“Streaming is getting more attention from Netflix because it’s hard to compete with companies with massive intellectual property wealth, like Disney and Warner Bros. It could be a way to diversify a bit,” said Ross Rubin, the principal analyst at Reticle Investigationa consumer technology consultancy in New York City.

“It’s also interesting, given the recent discussion about Netflix opening an ad tier, that live events — especially news and sports — tend to be associated with ads,” he told TechNewsWorld.

“However, it remains to be seen how much investment live streaming will receive as Netflix looks to cut spending and be more fiscally conservative,” he added.

An important opportunity

Sorensen noted that with Live TV, Amazon Prime Video and Disney+, Hulu are key providers now offering live streaming services that test Netflix’s leadership position in the OTT ecosystem.

He insisted that offering live streaming content is not only an opportunity for Netflix to acquire new subscribers, but also to retain existing subscribers. “Sixty-four percent of Netflix subscribers currently stream content on other services,” he explains. “Live streaming allows Netflix to stay involved with its service for longer.”

“This is especially important in light of Netflix’s recent revenue call, which expressed the expectation that they will lose millions of subscribers by 2022,” he said. “There are several opportunities for a service like Netflix to offer egaming, esports and red carpet premiere events as live streaming entertainment in addition to sports and news.”
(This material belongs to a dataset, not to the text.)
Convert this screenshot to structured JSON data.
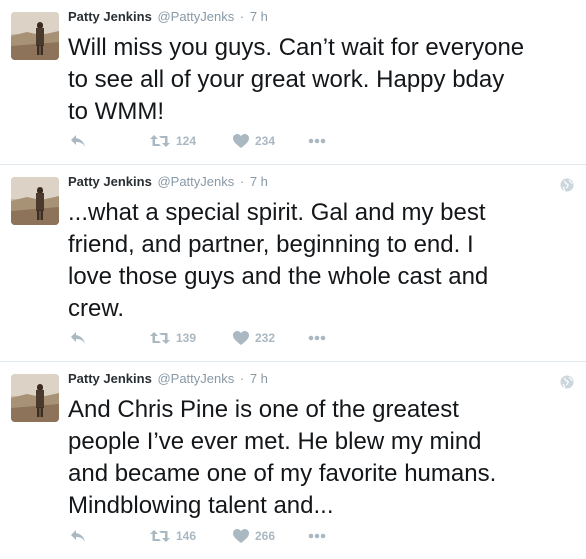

“Netflix appears to be suffering from higher costs and lower viewership due to increased competition and changes in behavior as people leave their homes.” added Charles King, principal analyst, with: Pund-ITa technology consulting firm in Hayward, California.

“Live streaming of popular events can help the company bolster its fortunes,” he told TechNewsWorld.

Not for Netflix

Pachter claimed that Netflix would fail miserably at live streaming.

“Live streaming is by appointment and Netflix is ​​on-demand,” he explained. “The customers will never associate it with events being watched live, and I think it will abandon the idea after it gets on and fails.”

“Netflix grabs straws. The brand is not built around live streaming,” added Mark N. Vena, president and principal analyst at SmartTechResearch in San Jose, California.

“I think a lot of the mistakes Netflix is ​​making are self-bent wounds,” he told TechNewsWorld. “Live streaming isn’t going to help them get out of their swamp.”

“The amount of content the average consumer has access to is overwhelming, but Netflix is ​​acting like it’s 2010, not 2022,” he said. “The amount of content available to users is exponentially higher than it was 10 to 12 years ago, when Netflix didn’t have much competition.”

“Now they have a lot of competition,” he continued. “They won’t be able to livestream themselves out of that situation.”